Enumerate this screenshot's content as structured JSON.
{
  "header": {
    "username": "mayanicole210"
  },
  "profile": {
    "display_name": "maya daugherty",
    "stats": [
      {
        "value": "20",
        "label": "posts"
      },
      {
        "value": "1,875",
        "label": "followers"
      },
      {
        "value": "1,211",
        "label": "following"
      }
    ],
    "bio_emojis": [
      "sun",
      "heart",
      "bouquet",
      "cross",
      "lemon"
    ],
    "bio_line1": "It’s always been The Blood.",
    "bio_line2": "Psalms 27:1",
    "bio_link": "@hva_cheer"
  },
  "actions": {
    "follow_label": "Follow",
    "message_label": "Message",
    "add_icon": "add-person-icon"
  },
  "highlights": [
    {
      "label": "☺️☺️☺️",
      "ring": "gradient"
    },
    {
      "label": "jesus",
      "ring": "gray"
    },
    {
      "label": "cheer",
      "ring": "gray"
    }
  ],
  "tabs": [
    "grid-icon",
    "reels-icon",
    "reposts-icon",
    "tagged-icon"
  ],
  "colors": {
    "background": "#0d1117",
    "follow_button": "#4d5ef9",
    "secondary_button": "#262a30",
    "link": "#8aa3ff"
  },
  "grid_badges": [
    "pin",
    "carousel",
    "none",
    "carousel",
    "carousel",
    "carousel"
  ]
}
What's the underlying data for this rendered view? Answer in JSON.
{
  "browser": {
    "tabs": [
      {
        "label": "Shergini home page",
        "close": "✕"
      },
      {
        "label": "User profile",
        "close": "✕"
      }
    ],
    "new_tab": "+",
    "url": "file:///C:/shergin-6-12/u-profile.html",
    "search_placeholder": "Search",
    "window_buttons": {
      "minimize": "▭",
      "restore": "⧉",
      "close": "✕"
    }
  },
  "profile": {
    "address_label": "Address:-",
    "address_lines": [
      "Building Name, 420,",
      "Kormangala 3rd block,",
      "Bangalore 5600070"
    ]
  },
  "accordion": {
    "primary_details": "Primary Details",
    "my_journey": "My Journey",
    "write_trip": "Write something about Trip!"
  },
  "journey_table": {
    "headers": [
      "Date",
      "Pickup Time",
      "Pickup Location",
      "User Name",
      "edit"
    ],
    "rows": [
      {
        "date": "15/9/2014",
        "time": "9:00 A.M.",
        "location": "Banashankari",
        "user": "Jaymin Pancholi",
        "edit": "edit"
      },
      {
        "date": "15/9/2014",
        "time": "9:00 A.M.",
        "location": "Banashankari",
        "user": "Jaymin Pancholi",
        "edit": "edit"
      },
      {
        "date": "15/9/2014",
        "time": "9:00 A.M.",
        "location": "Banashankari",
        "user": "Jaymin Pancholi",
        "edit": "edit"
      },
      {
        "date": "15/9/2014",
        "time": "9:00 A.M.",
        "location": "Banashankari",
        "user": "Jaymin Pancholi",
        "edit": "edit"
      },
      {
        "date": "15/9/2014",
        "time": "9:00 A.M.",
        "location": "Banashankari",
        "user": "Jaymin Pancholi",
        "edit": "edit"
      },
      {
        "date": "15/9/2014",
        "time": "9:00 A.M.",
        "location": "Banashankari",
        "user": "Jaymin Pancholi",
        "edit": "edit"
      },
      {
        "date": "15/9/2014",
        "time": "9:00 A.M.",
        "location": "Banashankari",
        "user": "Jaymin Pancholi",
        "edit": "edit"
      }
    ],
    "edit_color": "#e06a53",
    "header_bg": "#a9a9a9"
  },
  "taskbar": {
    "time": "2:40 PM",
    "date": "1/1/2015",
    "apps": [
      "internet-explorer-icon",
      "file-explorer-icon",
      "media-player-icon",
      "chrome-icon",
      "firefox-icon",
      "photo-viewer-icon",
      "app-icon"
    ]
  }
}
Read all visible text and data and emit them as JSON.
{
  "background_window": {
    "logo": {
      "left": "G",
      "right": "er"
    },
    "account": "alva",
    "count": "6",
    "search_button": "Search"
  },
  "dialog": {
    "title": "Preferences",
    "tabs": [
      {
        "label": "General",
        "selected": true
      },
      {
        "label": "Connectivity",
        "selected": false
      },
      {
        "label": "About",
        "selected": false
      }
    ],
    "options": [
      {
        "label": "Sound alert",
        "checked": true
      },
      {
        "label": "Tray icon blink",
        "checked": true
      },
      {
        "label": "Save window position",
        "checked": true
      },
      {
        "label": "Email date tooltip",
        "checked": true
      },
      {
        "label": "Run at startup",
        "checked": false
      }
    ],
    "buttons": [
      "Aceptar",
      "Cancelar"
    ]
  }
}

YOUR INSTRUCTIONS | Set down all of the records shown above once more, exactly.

EXPECTED ANSWER |
Enumerate this screenshot's content as structured JSON.
{
  "header": {
    "username": "mayanicole210"
  },
  "profile": {
    "display_name": "maya daugherty",
    "stats": [
      {
        "value": "20",
        "label": "posts"
      },
      {
        "value": "1,875",
        "label": "followers"
      },
      {
        "value": "1,211",
        "label": "following"
      }
    ],
    "bio_emojis": [
      "sun",
      "heart",
      "bouquet",
      "cross",
      "lemon"
    ],
    "bio_line1": "It’s always been The Blood.",
    "bio_line2": "Psalms 27:1",
    "bio_link": "@hva_cheer"
  },
  "actions": {
    "follow_label": "Follow",
    "message_label": "Message",
    "add_icon": "add-person-icon"
  },
  "highlights": [
    {
      "label": "☺️☺️☺️",
      "ring": "gradient"
    },
    {
      "label": "jesus",
      "ring": "gray"
    },
    {
      "label": "cheer",
      "ring": "gray"
    }
  ],
  "tabs": [
    "grid-icon",
    "reels-icon",
    "reposts-icon",
    "tagged-icon"
  ],
  "colors": {
    "background": "#0d1117",
    "follow_button": "#4d5ef9",
    "secondary_button": "#262a30",
    "link": "#8aa3ff"
  },
  "grid_badges": [
    "pin",
    "carousel",
    "none",
    "carousel",
    "carousel",
    "carousel"
  ]
}
What's the underlying data for this rendered view? Answer in JSON.
{
  "browser": {
    "tabs": [
      {
        "label": "Shergini home page",
        "close": "✕"
      },
      {
        "label": "User profile",
        "close": "✕"
      }
    ],
    "new_tab": "+",
    "url": "file:///C:/shergin-6-12/u-profile.html",
    "search_placeholder": "Search",
    "window_buttons": {
      "minimize": "▭",
      "restore": "⧉",
      "close": "✕"
    }
  },
  "profile": {
    "address_label": "Address:-",
    "address_lines": [
      "Building Name, 420,",
      "Kormangala 3rd block,",
      "Bangalore 5600070"
    ]
  },
  "accordion": {
    "primary_details": "Primary Details",
    "my_journey": "My Journey",
    "write_trip": "Write something about Trip!"
  },
  "journey_table": {
    "headers": [
      "Date",
      "Pickup Time",
      "Pickup Location",
      "User Name",
      "edit"
    ],
    "rows": [
      {
        "date": "15/9/2014",
        "time": "9:00 A.M.",
        "location": "Banashankari",
        "user": "Jaymin Pancholi",
        "edit": "edit"
      },
      {
        "date": "15/9/2014",
        "time": "9:00 A.M.",
        "location": "Banashankari",
        "user": "Jaymin Pancholi",
        "edit": "edit"
      },
      {
        "date": "15/9/2014",
        "time": "9:00 A.M.",
        "location": "Banashankari",
        "user": "Jaymin Pancholi",
        "edit": "edit"
      },
      {
        "date": "15/9/2014",
        "time": "9:00 A.M.",
        "location": "Banashankari",
        "user": "Jaymin Pancholi",
        "edit": "edit"
      },
      {
        "date": "15/9/2014",
        "time": "9:00 A.M.",
        "location": "Banashankari",
        "user": "Jaymin Pancholi",
        "edit": "edit"
      },
      {
        "date": "15/9/2014",
        "time": "9:00 A.M.",
        "location": "Banashankari",
        "user": "Jaymin Pancholi",
        "edit": "edit"
      },
      {
        "date": "15/9/2014",
        "time": "9:00 A.M.",
        "location": "Banashankari",
        "user": "Jaymin Pancholi",
        "edit": "edit"
      }
    ],
    "edit_color": "#e06a53",
    "header_bg": "#a9a9a9"
  },
  "taskbar": {
    "time": "2:40 PM",
    "date": "1/1/2015",
    "apps": [
      "internet-explorer-icon",
      "file-explorer-icon",
      "media-player-icon",
      "chrome-icon",
      "firefox-icon",
      "photo-viewer-icon",
      "app-icon"
    ]
  }
}
Read all visible text and data and emit them as JSON.
{
  "background_window": {
    "logo": {
      "left": "G",
      "right": "er"
    },
    "account": "alva",
    "count": "6",
    "search_button": "Search"
  },
  "dialog": {
    "title": "Preferences",
    "tabs": [
      {
        "label": "General",
        "selected": true
      },
      {
        "label": "Connectivity",
        "selected": false
      },
      {
        "label": "About",
        "selected": false
      }
    ],
    "options": [
      {
        "label": "Sound alert",
        "checked": true
      },
      {
        "label": "Tray icon blink",
        "checked": true
      },
      {
        "label": "Save window position",
        "checked": true
      },
      {
        "label": "Email date tooltip",
        "checked": true
      },
      {
        "label": "Run at startup",
        "checked": false
      }
    ],
    "buttons": [
      "Aceptar",
      "Cancelar"
    ]
  }
}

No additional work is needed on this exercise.